Graham: Students put themselves under a tremendous amount of pressure at university. With the state of the economy – the number of graduate jobs decreasing and university fees increasing, there is more pressure than ever before.

Students are trying to achieve a degree whilst undertaking the lengthy process of graduate job applications – all to pay off the debt they have built up to come to university. Extracurricular activities are more important than ever in setting themselves apart from the crowd but this is also a time consuming activity.   The SRC can help in this instance through the services it provides such as the Advice Centre and the Volunteering Service.

Guardian: The role of VPSS is a large, some would say unwieldy, one. What will be your priorities?

Graham: I believe the new sabbatical structure this year means that there is a new focus on welfare for VPSS. With VPSA taking over clubs and societies, VPSS now has more time to focus on vulnerable students. My priorities are: improvements in mental health policy, strong representation from Welfare and Equal Opportunities Officers and campus safety.

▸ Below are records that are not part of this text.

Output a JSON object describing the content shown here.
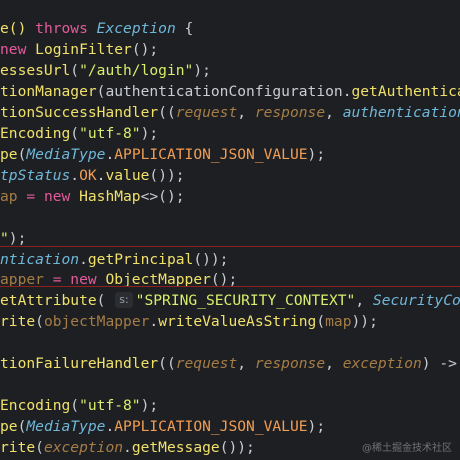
{
  "editor": {
    "colors": {
      "background": "#1e1f22",
      "keyword": "#e35b9c",
      "type": "#6fb7d9",
      "method": "#f0e16b",
      "string": "#d8ee6c",
      "constant": "#f09e56",
      "param": "#a57d47",
      "plain": "#c9ccd3",
      "comment_dim": "#8a8f98",
      "strike": "#8f2020"
    },
    "lines": [
      {
        "tokens": [
          {
            "t": "e() ",
            "c": "method"
          },
          {
            "t": "throws ",
            "c": "keyword"
          },
          {
            "t": "Exception",
            "c": "type",
            "i": true
          },
          {
            "t": " {",
            "c": "plain"
          }
        ]
      },
      {
        "tokens": [
          {
            "t": "new ",
            "c": "keyword"
          },
          {
            "t": "LoginFilter",
            "c": "method"
          },
          {
            "t": "();",
            "c": "plain"
          }
        ]
      },
      {
        "tokens": [
          {
            "t": "essesUrl",
            "c": "method"
          },
          {
            "t": "(",
            "c": "plain"
          },
          {
            "t": "\"/auth/login\"",
            "c": "string"
          },
          {
            "t": ");",
            "c": "plain"
          }
        ]
      },
      {
        "tokens": [
          {
            "t": "tionManager",
            "c": "method"
          },
          {
            "t": "(",
            "c": "plain"
          },
          {
            "t": "authenticationConfiguration",
            "c": "plain"
          },
          {
            "t": ".",
            "c": "plain"
          },
          {
            "t": "getAuthentica",
            "c": "method"
          }
        ]
      },
      {
        "tokens": [
          {
            "t": "tionSuccessHandler",
            "c": "method"
          },
          {
            "t": "((",
            "c": "plain"
          },
          {
            "t": "request",
            "c": "param",
            "i": true
          },
          {
            "t": ", ",
            "c": "plain"
          },
          {
            "t": "response",
            "c": "param",
            "i": true
          },
          {
            "t": ", ",
            "c": "plain"
          },
          {
            "t": "authentication",
            "c": "type",
            "i": true
          }
        ]
      },
      {
        "tokens": [
          {
            "t": "Encoding",
            "c": "method"
          },
          {
            "t": "(",
            "c": "plain"
          },
          {
            "t": "\"utf-8\"",
            "c": "string"
          },
          {
            "t": ");",
            "c": "plain"
          }
        ]
      },
      {
        "tokens": [
          {
            "t": "pe",
            "c": "method"
          },
          {
            "t": "(",
            "c": "plain"
          },
          {
            "t": "MediaType",
            "c": "type",
            "i": true
          },
          {
            "t": ".",
            "c": "plain"
          },
          {
            "t": "APPLICATION_JSON_VALUE",
            "c": "constant"
          },
          {
            "t": ");",
            "c": "plain"
          }
        ]
      },
      {
        "tokens": [
          {
            "t": "tpStatus",
            "c": "type",
            "i": true
          },
          {
            "t": ".",
            "c": "plain"
          },
          {
            "t": "OK",
            "c": "constant"
          },
          {
            "t": ".",
            "c": "plain"
          },
          {
            "t": "value",
            "c": "method"
          },
          {
            "t": "());",
            "c": "plain"
          }
        ]
      },
      {
        "tokens": [
          {
            "t": "ap",
            "c": "param"
          },
          {
            "t": " = ",
            "c": "keyword"
          },
          {
            "t": "new ",
            "c": "keyword"
          },
          {
            "t": "HashMap",
            "c": "method"
          },
          {
            "t": "<>();",
            "c": "plain"
          }
        ]
      },
      {
        "tokens": []
      },
      {
        "tokens": [
          {
            "t": "\"",
            "c": "string"
          },
          {
            "t": ");",
            "c": "plain"
          }
        ]
      },
      {
        "tokens": [
          {
            "t": "ntication",
            "c": "type",
            "i": true
          },
          {
            "t": ".",
            "c": "plain"
          },
          {
            "t": "getPrincipal",
            "c": "method"
          },
          {
            "t": "());",
            "c": "plain"
          }
        ]
      },
      {
        "tokens": [
          {
            "t": "apper",
            "c": "param"
          },
          {
            "t": " = ",
            "c": "keyword"
          },
          {
            "t": "new ",
            "c": "keyword"
          },
          {
            "t": "ObjectMapper",
            "c": "method"
          },
          {
            "t": "();",
            "c": "plain"
          }
        ]
      },
      {
        "hint": "s:",
        "tokens": [
          {
            "t": "etAttribute",
            "c": "method"
          },
          {
            "t": "( ",
            "c": "plain"
          },
          {
            "t": "__HINT__",
            "c": "hint"
          },
          {
            "t": "\"SPRING_SECURITY_CONTEXT\"",
            "c": "string"
          },
          {
            "t": ", ",
            "c": "plain"
          },
          {
            "t": "SecurityCon",
            "c": "type",
            "i": true
          }
        ]
      },
      {
        "tokens": [
          {
            "t": "rite",
            "c": "method"
          },
          {
            "t": "(",
            "c": "plain"
          },
          {
            "t": "objectMapper",
            "c": "param"
          },
          {
            "t": ".",
            "c": "plain"
          },
          {
            "t": "writeValueAsString",
            "c": "method"
          },
          {
            "t": "(",
            "c": "plain"
          },
          {
            "t": "map",
            "c": "param"
          },
          {
            "t": "));",
            "c": "plain"
          }
        ]
      },
      {
        "tokens": []
      },
      {
        "tokens": [
          {
            "t": "tionFailureHandler",
            "c": "method"
          },
          {
            "t": "((",
            "c": "plain"
          },
          {
            "t": "request",
            "c": "param",
            "i": true
          },
          {
            "t": ", ",
            "c": "plain"
          },
          {
            "t": "response",
            "c": "param",
            "i": true
          },
          {
            "t": ", ",
            "c": "plain"
          },
          {
            "t": "exception",
            "c": "param",
            "i": true
          },
          {
            "t": ") -> ",
            "c": "plain"
          }
        ]
      },
      {
        "tokens": []
      },
      {
        "tokens": [
          {
            "t": "Encoding",
            "c": "method"
          },
          {
            "t": "(",
            "c": "plain"
          },
          {
            "t": "\"utf-8\"",
            "c": "string"
          },
          {
            "t": ");",
            "c": "plain"
          }
        ]
      },
      {
        "tokens": [
          {
            "t": "pe",
            "c": "method"
          },
          {
            "t": "(",
            "c": "plain"
          },
          {
            "t": "MediaType",
            "c": "type",
            "i": true
          },
          {
            "t": ".",
            "c": "plain"
          },
          {
            "t": "APPLICATION_JSON_VALUE",
            "c": "constant"
          },
          {
            "t": ");",
            "c": "plain"
          }
        ]
      },
      {
        "tokens": [
          {
            "t": "rite",
            "c": "method"
          },
          {
            "t": "(",
            "c": "plain"
          },
          {
            "t": "exception",
            "c": "param",
            "i": true
          },
          {
            "t": ".",
            "c": "plain"
          },
          {
            "t": "getMessage",
            "c": "method"
          },
          {
            "t": "());",
            "c": "plain"
          }
        ]
      }
    ]
  },
  "watermark": "@稀土掘金技术社区"
}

Guardian: Finally, are you disappointed with the number of candidates running in this election and do you think running unopposed is detrimental to student involvement with student politics and the SRC?

Graham: I am disappointed in the number of candidates standing for election over the whole campus. Running unopposed for a sabbatical position is almost unheard of but I believe that students are more likely to stand when there has been controversy in the previous year. This year has been relatively quiet compared to the recent history of the SRC however, I am disappointed that with so many exciting changes happening over campus such as the campus master plan and the GUU/Stevenson extension, that students aren’t jumping at the chance to be part of the decision making in shaping the future of Glasgow University.

I would hope that the number of unopposed positions will not be detrimental to involvement in future years. The SRC council this coming year will have their work cut out in promoting involvement and what good it can do for you regarding experience and setting yourself apart from other graduates. On the other hand, I am encouraged to see the variety of students from different experiences and student bodies we have running for council this year and hope that this will encourage involvement from more students over the whole campus in years to come.